[[ Information supplied open ]]
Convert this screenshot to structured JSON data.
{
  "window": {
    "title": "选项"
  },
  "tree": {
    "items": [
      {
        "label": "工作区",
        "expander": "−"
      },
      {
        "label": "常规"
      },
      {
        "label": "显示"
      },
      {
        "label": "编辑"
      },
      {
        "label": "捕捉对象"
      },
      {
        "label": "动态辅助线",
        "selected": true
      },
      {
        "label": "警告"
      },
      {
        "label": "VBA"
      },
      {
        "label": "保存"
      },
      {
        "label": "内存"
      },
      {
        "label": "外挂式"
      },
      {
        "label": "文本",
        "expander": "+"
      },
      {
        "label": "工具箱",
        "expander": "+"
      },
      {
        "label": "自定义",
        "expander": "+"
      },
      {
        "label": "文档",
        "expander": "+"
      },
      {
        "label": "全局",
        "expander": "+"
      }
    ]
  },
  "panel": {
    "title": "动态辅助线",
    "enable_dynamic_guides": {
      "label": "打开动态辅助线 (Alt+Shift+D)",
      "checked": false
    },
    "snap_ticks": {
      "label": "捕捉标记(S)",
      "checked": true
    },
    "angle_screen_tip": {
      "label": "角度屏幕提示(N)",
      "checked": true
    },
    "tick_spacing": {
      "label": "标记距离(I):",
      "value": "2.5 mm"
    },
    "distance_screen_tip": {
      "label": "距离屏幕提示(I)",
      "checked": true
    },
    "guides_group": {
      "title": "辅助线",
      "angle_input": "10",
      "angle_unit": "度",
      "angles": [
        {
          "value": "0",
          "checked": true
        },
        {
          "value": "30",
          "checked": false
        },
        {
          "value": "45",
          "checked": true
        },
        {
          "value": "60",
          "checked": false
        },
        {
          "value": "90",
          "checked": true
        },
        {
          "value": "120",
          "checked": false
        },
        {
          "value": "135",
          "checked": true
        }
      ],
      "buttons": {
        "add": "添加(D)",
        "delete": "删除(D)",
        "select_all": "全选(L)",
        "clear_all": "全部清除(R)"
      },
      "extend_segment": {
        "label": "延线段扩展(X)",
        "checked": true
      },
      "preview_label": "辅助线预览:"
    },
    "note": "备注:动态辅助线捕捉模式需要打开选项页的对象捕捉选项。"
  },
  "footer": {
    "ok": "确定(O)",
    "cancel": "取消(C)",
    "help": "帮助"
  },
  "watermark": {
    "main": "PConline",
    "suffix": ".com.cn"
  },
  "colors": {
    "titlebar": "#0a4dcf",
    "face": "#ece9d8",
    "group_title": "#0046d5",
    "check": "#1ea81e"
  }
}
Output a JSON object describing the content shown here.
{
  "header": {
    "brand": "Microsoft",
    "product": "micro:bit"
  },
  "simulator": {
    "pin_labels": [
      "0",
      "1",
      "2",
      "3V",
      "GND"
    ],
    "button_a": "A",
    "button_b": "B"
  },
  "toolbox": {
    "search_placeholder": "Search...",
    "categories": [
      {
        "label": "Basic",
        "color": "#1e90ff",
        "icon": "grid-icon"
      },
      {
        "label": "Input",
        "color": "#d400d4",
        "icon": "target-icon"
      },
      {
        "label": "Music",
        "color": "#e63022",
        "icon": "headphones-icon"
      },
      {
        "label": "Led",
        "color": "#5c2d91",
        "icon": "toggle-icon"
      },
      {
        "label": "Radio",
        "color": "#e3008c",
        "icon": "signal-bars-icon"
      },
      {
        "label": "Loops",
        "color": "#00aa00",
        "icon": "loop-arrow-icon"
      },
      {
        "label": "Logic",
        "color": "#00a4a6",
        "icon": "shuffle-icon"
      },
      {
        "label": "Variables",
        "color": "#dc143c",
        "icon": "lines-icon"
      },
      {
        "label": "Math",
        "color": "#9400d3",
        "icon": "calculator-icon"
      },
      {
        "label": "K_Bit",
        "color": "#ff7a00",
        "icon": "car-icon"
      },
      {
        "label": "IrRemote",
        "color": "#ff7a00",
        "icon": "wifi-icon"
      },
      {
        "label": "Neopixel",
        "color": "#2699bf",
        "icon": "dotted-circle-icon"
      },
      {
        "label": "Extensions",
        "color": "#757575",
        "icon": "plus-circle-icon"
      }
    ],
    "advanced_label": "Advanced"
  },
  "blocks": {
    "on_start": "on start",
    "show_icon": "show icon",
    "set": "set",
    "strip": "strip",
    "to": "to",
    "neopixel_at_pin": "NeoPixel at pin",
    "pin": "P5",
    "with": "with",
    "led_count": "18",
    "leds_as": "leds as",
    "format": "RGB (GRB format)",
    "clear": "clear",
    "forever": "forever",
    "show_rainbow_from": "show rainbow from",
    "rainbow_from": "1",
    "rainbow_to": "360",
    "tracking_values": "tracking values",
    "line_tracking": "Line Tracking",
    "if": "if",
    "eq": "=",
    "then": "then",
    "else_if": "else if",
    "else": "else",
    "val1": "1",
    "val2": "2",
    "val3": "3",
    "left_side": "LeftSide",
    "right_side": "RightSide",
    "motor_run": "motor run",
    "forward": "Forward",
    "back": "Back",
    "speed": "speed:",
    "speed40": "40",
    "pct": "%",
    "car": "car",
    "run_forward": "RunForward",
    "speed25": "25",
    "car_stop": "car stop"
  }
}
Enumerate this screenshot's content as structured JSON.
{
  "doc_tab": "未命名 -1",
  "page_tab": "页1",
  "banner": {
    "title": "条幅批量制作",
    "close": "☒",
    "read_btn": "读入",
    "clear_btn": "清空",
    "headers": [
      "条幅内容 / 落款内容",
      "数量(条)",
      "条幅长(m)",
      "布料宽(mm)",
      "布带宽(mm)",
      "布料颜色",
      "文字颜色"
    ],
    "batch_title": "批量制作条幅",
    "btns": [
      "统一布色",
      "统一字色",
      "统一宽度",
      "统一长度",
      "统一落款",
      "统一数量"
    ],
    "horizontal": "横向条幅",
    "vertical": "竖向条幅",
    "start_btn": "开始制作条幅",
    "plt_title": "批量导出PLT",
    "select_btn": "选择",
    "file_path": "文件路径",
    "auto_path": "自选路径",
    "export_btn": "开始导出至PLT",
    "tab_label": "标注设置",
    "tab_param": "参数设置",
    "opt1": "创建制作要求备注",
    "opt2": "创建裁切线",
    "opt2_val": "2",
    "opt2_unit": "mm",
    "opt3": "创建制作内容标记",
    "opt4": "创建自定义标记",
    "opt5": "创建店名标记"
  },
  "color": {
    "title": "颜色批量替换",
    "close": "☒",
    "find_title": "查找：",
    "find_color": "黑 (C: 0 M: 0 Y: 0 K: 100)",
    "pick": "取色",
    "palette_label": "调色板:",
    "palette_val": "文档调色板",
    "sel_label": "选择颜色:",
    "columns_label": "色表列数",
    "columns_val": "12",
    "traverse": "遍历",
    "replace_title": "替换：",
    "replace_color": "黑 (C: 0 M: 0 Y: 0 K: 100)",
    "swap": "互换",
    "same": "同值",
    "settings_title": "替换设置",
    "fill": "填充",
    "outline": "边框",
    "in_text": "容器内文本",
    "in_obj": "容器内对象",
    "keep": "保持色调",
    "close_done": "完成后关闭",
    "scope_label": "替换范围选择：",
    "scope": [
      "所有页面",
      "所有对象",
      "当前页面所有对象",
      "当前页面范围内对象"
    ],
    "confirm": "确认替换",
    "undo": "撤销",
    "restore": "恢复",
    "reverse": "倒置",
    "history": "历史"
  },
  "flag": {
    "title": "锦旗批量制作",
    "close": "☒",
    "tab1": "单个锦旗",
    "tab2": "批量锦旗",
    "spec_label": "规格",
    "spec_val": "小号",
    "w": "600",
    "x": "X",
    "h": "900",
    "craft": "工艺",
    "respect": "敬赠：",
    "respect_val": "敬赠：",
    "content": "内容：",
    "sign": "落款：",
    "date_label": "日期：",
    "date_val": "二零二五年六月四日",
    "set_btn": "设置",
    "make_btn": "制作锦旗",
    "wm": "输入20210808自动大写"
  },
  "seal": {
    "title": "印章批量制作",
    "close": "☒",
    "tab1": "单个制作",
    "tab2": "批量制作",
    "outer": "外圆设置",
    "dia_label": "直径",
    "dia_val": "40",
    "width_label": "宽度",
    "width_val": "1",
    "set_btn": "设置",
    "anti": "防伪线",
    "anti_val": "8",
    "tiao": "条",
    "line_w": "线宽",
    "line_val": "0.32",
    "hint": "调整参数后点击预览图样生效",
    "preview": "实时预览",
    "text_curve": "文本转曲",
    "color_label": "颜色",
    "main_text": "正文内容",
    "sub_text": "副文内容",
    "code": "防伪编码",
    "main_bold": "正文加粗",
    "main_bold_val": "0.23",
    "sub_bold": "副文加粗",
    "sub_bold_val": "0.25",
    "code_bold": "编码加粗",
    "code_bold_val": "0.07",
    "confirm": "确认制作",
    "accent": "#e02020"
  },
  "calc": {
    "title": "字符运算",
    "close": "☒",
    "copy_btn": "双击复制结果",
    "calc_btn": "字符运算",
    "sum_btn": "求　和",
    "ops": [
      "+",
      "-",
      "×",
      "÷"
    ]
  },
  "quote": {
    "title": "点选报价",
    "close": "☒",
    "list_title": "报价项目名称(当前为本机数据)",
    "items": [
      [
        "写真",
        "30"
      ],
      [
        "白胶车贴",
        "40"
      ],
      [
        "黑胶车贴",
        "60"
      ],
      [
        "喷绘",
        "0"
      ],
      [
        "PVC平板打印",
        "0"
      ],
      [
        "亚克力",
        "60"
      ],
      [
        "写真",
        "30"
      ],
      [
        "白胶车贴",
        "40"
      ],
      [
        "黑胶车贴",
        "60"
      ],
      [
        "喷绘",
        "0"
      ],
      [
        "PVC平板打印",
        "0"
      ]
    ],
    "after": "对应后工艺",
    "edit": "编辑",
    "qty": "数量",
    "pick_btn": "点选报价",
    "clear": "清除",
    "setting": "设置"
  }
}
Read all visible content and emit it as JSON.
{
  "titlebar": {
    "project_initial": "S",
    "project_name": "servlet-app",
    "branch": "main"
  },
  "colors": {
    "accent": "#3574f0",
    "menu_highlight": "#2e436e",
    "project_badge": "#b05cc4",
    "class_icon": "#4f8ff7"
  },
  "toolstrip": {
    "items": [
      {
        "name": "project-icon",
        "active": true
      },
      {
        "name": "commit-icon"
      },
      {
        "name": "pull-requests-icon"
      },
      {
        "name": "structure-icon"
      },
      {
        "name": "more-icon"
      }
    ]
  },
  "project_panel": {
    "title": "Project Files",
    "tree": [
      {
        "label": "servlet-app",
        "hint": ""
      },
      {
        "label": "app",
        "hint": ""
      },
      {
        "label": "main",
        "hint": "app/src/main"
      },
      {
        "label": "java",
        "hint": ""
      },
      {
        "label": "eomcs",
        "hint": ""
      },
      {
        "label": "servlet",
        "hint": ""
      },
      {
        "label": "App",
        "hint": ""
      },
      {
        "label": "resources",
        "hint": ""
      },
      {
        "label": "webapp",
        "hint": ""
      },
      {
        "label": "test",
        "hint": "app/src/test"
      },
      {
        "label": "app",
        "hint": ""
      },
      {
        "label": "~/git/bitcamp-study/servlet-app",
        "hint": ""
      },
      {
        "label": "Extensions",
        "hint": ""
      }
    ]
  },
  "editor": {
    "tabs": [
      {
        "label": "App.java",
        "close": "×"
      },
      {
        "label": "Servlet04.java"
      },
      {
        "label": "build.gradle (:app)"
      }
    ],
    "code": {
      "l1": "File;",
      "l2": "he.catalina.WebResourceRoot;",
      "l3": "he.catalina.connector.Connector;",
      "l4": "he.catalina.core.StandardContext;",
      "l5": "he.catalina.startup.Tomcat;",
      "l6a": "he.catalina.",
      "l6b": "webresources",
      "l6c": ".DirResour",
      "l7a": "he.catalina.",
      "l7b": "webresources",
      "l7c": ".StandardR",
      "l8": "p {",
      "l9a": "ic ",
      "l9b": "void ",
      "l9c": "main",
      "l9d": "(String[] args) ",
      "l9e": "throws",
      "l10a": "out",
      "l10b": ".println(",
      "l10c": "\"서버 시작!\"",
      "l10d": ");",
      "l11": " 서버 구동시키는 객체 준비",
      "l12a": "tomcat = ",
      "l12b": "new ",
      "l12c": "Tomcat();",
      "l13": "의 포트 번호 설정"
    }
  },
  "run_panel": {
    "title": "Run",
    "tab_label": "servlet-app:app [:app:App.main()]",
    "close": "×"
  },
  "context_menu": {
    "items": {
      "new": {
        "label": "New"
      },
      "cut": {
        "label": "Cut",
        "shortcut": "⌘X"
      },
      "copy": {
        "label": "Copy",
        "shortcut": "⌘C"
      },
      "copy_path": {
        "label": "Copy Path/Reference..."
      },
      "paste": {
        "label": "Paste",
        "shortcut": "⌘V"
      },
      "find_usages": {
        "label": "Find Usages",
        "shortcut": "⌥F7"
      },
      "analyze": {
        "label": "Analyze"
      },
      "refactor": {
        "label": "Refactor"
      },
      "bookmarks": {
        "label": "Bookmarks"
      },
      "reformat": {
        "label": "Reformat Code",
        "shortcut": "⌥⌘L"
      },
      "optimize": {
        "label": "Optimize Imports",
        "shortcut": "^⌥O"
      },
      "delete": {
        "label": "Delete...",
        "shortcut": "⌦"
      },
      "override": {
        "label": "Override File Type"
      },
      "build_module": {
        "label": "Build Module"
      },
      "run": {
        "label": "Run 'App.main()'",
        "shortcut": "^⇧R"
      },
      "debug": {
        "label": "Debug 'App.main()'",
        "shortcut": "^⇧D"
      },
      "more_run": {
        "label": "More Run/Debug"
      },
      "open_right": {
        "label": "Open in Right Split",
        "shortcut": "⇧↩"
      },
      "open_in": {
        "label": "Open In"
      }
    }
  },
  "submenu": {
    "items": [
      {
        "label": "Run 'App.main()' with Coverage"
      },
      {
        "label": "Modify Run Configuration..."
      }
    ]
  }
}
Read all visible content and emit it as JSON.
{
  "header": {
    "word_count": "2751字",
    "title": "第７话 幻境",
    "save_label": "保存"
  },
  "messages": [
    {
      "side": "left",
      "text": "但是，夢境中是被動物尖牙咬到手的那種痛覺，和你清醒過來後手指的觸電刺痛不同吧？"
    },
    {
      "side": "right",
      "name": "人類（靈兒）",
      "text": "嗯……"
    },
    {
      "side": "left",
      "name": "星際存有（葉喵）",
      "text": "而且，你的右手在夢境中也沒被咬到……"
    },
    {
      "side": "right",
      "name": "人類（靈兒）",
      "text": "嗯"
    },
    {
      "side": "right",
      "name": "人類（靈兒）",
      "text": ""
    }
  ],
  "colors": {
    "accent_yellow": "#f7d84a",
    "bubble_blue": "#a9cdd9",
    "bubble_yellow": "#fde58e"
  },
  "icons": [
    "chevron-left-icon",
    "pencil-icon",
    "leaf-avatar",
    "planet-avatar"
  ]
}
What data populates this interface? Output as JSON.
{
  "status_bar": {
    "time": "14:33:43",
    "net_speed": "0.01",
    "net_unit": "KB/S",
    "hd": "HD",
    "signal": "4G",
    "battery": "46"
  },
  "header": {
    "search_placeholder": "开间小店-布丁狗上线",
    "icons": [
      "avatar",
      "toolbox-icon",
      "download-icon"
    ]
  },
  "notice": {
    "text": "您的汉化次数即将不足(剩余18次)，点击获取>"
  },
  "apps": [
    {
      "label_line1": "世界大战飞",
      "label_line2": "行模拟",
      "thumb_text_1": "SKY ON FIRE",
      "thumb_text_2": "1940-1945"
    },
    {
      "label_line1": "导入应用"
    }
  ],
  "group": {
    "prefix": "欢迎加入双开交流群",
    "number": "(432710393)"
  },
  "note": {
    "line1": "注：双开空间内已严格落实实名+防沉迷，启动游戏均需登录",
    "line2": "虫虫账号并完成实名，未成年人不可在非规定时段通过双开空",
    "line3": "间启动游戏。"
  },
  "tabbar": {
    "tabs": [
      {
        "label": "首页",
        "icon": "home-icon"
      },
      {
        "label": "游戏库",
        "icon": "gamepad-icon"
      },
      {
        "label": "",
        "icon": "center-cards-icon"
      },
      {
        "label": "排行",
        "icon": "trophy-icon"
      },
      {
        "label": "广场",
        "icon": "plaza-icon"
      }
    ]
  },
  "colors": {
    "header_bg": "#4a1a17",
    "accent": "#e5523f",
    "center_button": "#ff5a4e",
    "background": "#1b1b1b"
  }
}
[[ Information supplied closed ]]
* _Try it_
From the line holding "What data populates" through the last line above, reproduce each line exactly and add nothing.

* _Your solution_
What data populates this interface? Output as JSON.
{
  "status_bar": {
    "time": "14:33:43",
    "net_speed": "0.01",
    "net_unit": "KB/S",
    "hd": "HD",
    "signal": "4G",
    "battery": "46"
  },
  "header": {
    "search_placeholder": "开间小店-布丁狗上线",
    "icons": [
      "avatar",
      "toolbox-icon",
      "download-icon"
    ]
  },
  "notice": {
    "text": "您的汉化次数即将不足(剩余18次)，点击获取>"
  },
  "apps": [
    {
      "label_line1": "世界大战飞",
      "label_line2": "行模拟",
      "thumb_text_1": "SKY ON FIRE",
      "thumb_text_2": "1940-1945"
    },
    {
      "label_line1": "导入应用"
    }
  ],
  "group": {
    "prefix": "欢迎加入双开交流群",
    "number": "(432710393)"
  },
  "note": {
    "line1": "注：双开空间内已严格落实实名+防沉迷，启动游戏均需登录",
    "line2": "虫虫账号并完成实名，未成年人不可在非规定时段通过双开空",
    "line3": "间启动游戏。"
  },
  "tabbar": {
    "tabs": [
      {
        "label": "首页",
        "icon": "home-icon"
      },
      {
        "label": "游戏库",
        "icon": "gamepad-icon"
      },
      {
        "label": "",
        "icon": "center-cards-icon"
      },
      {
        "label": "排行",
        "icon": "trophy-icon"
      },
      {
        "label": "广场",
        "icon": "plaza-icon"
      }
    ]
  },
  "colors": {
    "header_bg": "#4a1a17",
    "accent": "#e5523f",
    "center_button": "#ff5a4e",
    "background": "#1b1b1b"
  }
}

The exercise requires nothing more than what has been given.